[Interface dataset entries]
——————

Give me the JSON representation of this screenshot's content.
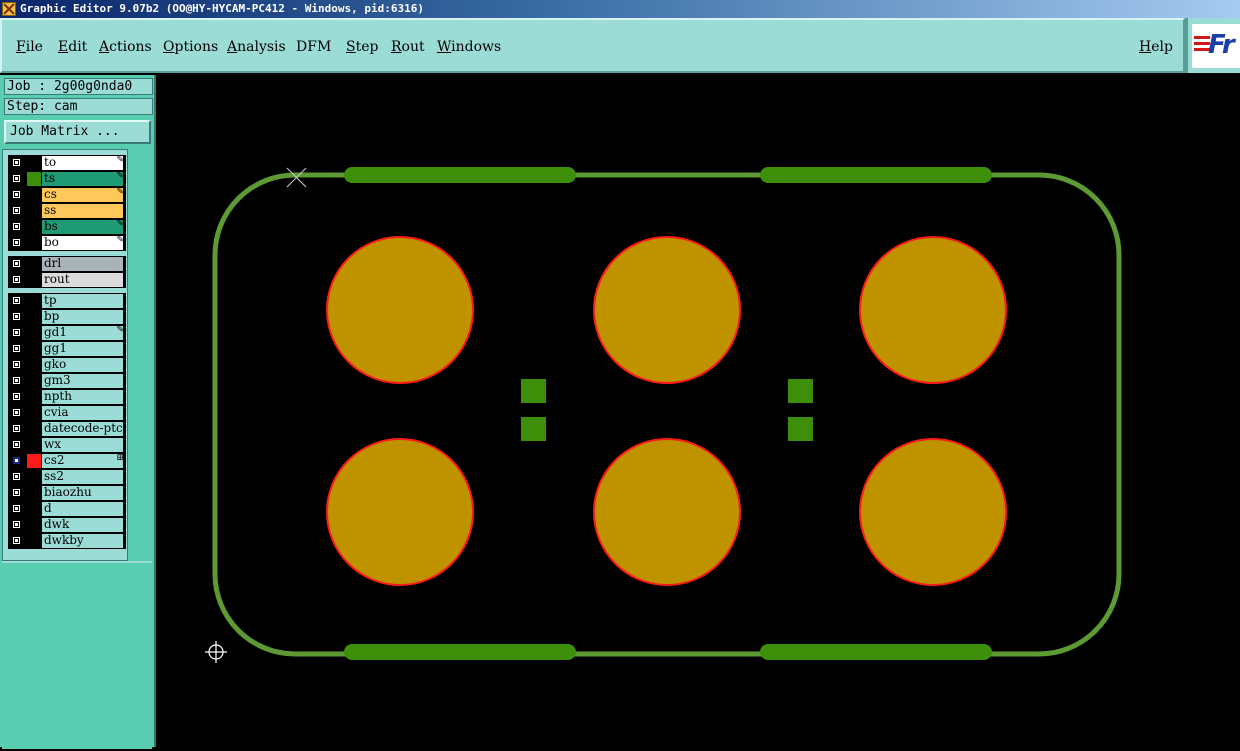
{
  "window": {
    "title": "Graphic Editor 9.07b2 (OO@HY-HYCAM-PC412 - Windows, pid:6316)"
  },
  "menu": {
    "items": [
      {
        "key": "F",
        "rest": "ile"
      },
      {
        "key": "E",
        "rest": "dit"
      },
      {
        "key": "A",
        "rest": "ctions"
      },
      {
        "key": "O",
        "rest": "ptions"
      },
      {
        "key": "A",
        "rest": "nalysis"
      },
      {
        "key": "D",
        "rest": "FM"
      },
      {
        "key": "S",
        "rest": "tep"
      },
      {
        "key": "R",
        "rest": "out"
      },
      {
        "key": "W",
        "rest": "indows"
      }
    ],
    "help": {
      "key": "H",
      "rest": "elp"
    }
  },
  "logo": {
    "text": "Fr"
  },
  "sidebar": {
    "job": "Job : 2g00g0nda0",
    "step": "Step: cam",
    "job_matrix": "Job Matrix ..."
  },
  "colors": {
    "board_outline": "#5e9a33",
    "pad_fill": "#bf9200",
    "pad_edge": "#ff1a1a",
    "smd": "#3d8f0a",
    "ui_panel": "#9bdcd6",
    "sidebar": "#58cdb0"
  },
  "layers": {
    "board": [
      {
        "name": "to",
        "bg": "#ffffff",
        "swatch": "#000000",
        "flag": "pencil-icon",
        "selected": false
      },
      {
        "name": "ts",
        "bg": "#1e9a74",
        "swatch": "#3d8f0a",
        "flag": "pencil-icon",
        "selected": false
      },
      {
        "name": "cs",
        "bg": "#ffc85a",
        "swatch": "#000000",
        "flag": "pencil-icon",
        "selected": false
      },
      {
        "name": "ss",
        "bg": "#ffc85a",
        "swatch": "#000000",
        "flag": "",
        "selected": false
      },
      {
        "name": "bs",
        "bg": "#1e9a74",
        "swatch": "#000000",
        "flag": "pencil-icon",
        "selected": false
      },
      {
        "name": "bo",
        "bg": "#ffffff",
        "swatch": "#000000",
        "flag": "pencil-icon",
        "selected": false
      }
    ],
    "drill": [
      {
        "name": "drl",
        "bg": "#a8b4b8",
        "swatch": "#000000",
        "flag": "",
        "selected": false
      },
      {
        "name": "rout",
        "bg": "#dcdcdc",
        "swatch": "#000000",
        "flag": "",
        "selected": false
      }
    ],
    "misc": [
      {
        "name": "tp",
        "bg": "#9bdcd6",
        "swatch": "#000000",
        "flag": "",
        "selected": false
      },
      {
        "name": "bp",
        "bg": "#9bdcd6",
        "swatch": "#000000",
        "flag": "",
        "selected": false
      },
      {
        "name": "gd1",
        "bg": "#9bdcd6",
        "swatch": "#000000",
        "flag": "pencil-icon",
        "selected": false
      },
      {
        "name": "gg1",
        "bg": "#9bdcd6",
        "swatch": "#000000",
        "flag": "",
        "selected": false
      },
      {
        "name": "gko",
        "bg": "#9bdcd6",
        "swatch": "#000000",
        "flag": "",
        "selected": false
      },
      {
        "name": "gm3",
        "bg": "#9bdcd6",
        "swatch": "#000000",
        "flag": "",
        "selected": false
      },
      {
        "name": "npth",
        "bg": "#9bdcd6",
        "swatch": "#000000",
        "flag": "",
        "selected": false
      },
      {
        "name": "cvia",
        "bg": "#9bdcd6",
        "swatch": "#000000",
        "flag": "",
        "selected": false
      },
      {
        "name": "datecode-ptc",
        "bg": "#9bdcd6",
        "swatch": "#000000",
        "flag": "",
        "selected": false
      },
      {
        "name": "wx",
        "bg": "#9bdcd6",
        "swatch": "#000000",
        "flag": "",
        "selected": false
      },
      {
        "name": "cs2",
        "bg": "#9bdcd6",
        "swatch": "#ff1a1a",
        "flag": "box-icon",
        "selected": true
      },
      {
        "name": "ss2",
        "bg": "#9bdcd6",
        "swatch": "#000000",
        "flag": "",
        "selected": false
      },
      {
        "name": "biaozhu",
        "bg": "#9bdcd6",
        "swatch": "#000000",
        "flag": "",
        "selected": false
      },
      {
        "name": "d",
        "bg": "#9bdcd6",
        "swatch": "#000000",
        "flag": "",
        "selected": false
      },
      {
        "name": "dwk",
        "bg": "#9bdcd6",
        "swatch": "#000000",
        "flag": "",
        "selected": false
      },
      {
        "name": "dwkby",
        "bg": "#9bdcd6",
        "swatch": "#000000",
        "flag": "",
        "selected": false
      }
    ]
  }
}
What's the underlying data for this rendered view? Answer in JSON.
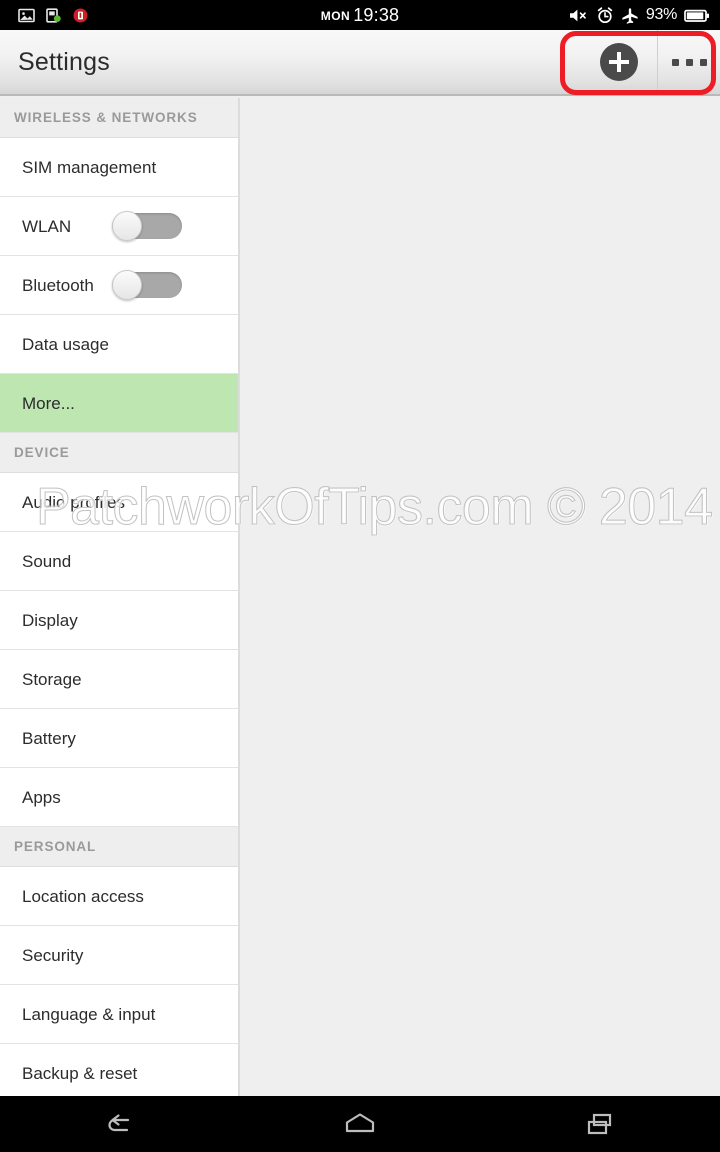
{
  "status_bar": {
    "left_icons": [
      {
        "name": "screenshot-icon",
        "label": "screenshot"
      },
      {
        "name": "sim-contact-icon",
        "label": "sim-card"
      },
      {
        "name": "app-notification-icon",
        "label": "notification"
      }
    ],
    "day": "MON",
    "time": "19:38",
    "right_icons": [
      {
        "name": "mute-icon",
        "label": "volume-mute"
      },
      {
        "name": "alarm-icon",
        "label": "alarm-set"
      },
      {
        "name": "airplane-mode-icon",
        "label": "airplane-mode"
      }
    ],
    "battery_percent": "93%"
  },
  "action_bar": {
    "title": "Settings",
    "add_label": "add-icon",
    "overflow_label": "more-options-icon"
  },
  "sidebar": {
    "sections": [
      {
        "header": "WIRELESS & NETWORKS",
        "items": [
          {
            "label": "SIM management",
            "type": "plain",
            "selected": false
          },
          {
            "label": "WLAN",
            "type": "switch",
            "switch_on": false,
            "selected": false
          },
          {
            "label": "Bluetooth",
            "type": "switch",
            "switch_on": false,
            "selected": false
          },
          {
            "label": "Data usage",
            "type": "plain",
            "selected": false
          },
          {
            "label": "More...",
            "type": "plain",
            "selected": true
          }
        ]
      },
      {
        "header": "DEVICE",
        "items": [
          {
            "label": "Audio profiles",
            "type": "plain",
            "selected": false
          },
          {
            "label": "Sound",
            "type": "plain",
            "selected": false
          },
          {
            "label": "Display",
            "type": "plain",
            "selected": false
          },
          {
            "label": "Storage",
            "type": "plain",
            "selected": false
          },
          {
            "label": "Battery",
            "type": "plain",
            "selected": false
          },
          {
            "label": "Apps",
            "type": "plain",
            "selected": false
          }
        ]
      },
      {
        "header": "PERSONAL",
        "items": [
          {
            "label": "Location access",
            "type": "plain",
            "selected": false
          },
          {
            "label": "Security",
            "type": "plain",
            "selected": false
          },
          {
            "label": "Language & input",
            "type": "plain",
            "selected": false
          },
          {
            "label": "Backup & reset",
            "type": "plain",
            "selected": false
          }
        ]
      }
    ]
  },
  "watermark": {
    "text": "PatchworkOfTips.com © 2014"
  },
  "navigation_bar": {
    "back": "back-icon",
    "home": "home-icon",
    "recents": "recent-apps-icon"
  },
  "colors": {
    "selected_item": "#bee6b1",
    "annotation": "#ee1c24",
    "content_bg": "#efefef",
    "action_bar_bg": "#e6e6e6",
    "section_header_text": "#9a9a9a"
  }
}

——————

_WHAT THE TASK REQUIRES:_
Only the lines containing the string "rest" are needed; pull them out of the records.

_SOLUTION TO THIS PROBLEM:_
        "rest": "ile"
        "rest": "dit"
        "rest": "ctions"
        "rest": "ptions"
        "rest": "nalysis"
        "rest": "FM"
        "rest": "tep"
        "rest": "out"
        "rest": "indows"
      "rest": "elp"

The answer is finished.